The Doctor says that he has not been in America for some time (the last time presumably being Salvation). He drinks (presumably alcoholic) punch. The dying Selyoids create a permanent image of him and Ben in the film print of Dying in the Sun, since they like the pair despite their refusal to join with them.
Polly has always wondered what it would be like to be famous. She has seen The Sword of Damocles. She drinks several cocktails and a rum and coke. She implies that she thinks Ben drinks too much.
FOCAL is an organisation originally set up by a group of monks in the 1890s to raise money for the underprivileged. By the 1940s, it has become a secret society largely funded by De Sande and other carriers of the Selyoids, who use it prepare their plans for large scale-distribution of the Selyoids influence. Following the death of De Sande and the destruction of the Selyoids, Robert Chate takes command of the organisation and promises to turn it into a genuine charitable organisation.
Hollywood films made by Maria Coleman include Cowgirls Abroad and A Piece of Sunset. De Sande's past films include The Cold Blooded and The Sword of Damocles.
Links: The Second Doctor is travelling with Ben and Polly, and the three seem fairly close by now, so this probably fits in between The Murder Game and The Highlanders.
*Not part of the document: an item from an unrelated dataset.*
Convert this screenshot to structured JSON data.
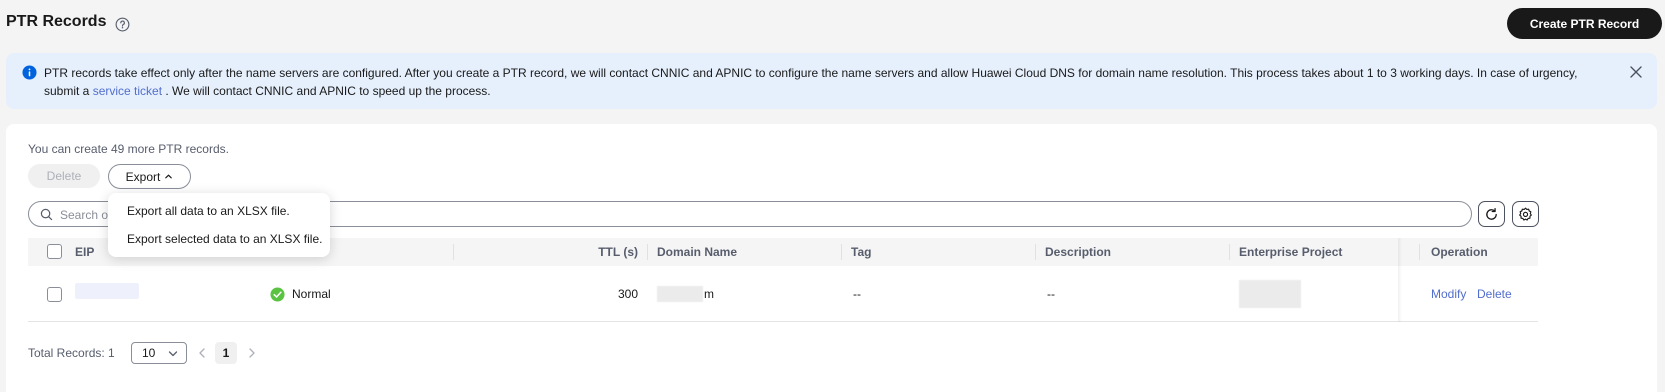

When writing Dying in the Sun, Jon de Burgh Miller wanted to prove that it was possible to write a Past Doctor Adventure with no continuity references, and he has succeeded.
Location: Los Angeles, over several days from 12th October 1947.
Unrecorded Adventures: The Doctor is an old friend of the late Harold Reitman, and first met him when Reitman visited England during the 1920s. The TARDIS crew's arrival and departure is not seen, and neither is the TARDIS herself.
The Bottom Line: As an attempt to a past Doctor adventure in the continuity-free style of The Burning, Dying in the Sun is an admirable attempt, but it doesn't quite work. The regulars are caught to perfection, even the Second Doctor, who is notoriously difficult to capture in prose, but the novel drags for the first two hundred pages and the whole thing feels inconsequential.
Discontinuity Guide by Paul Clarke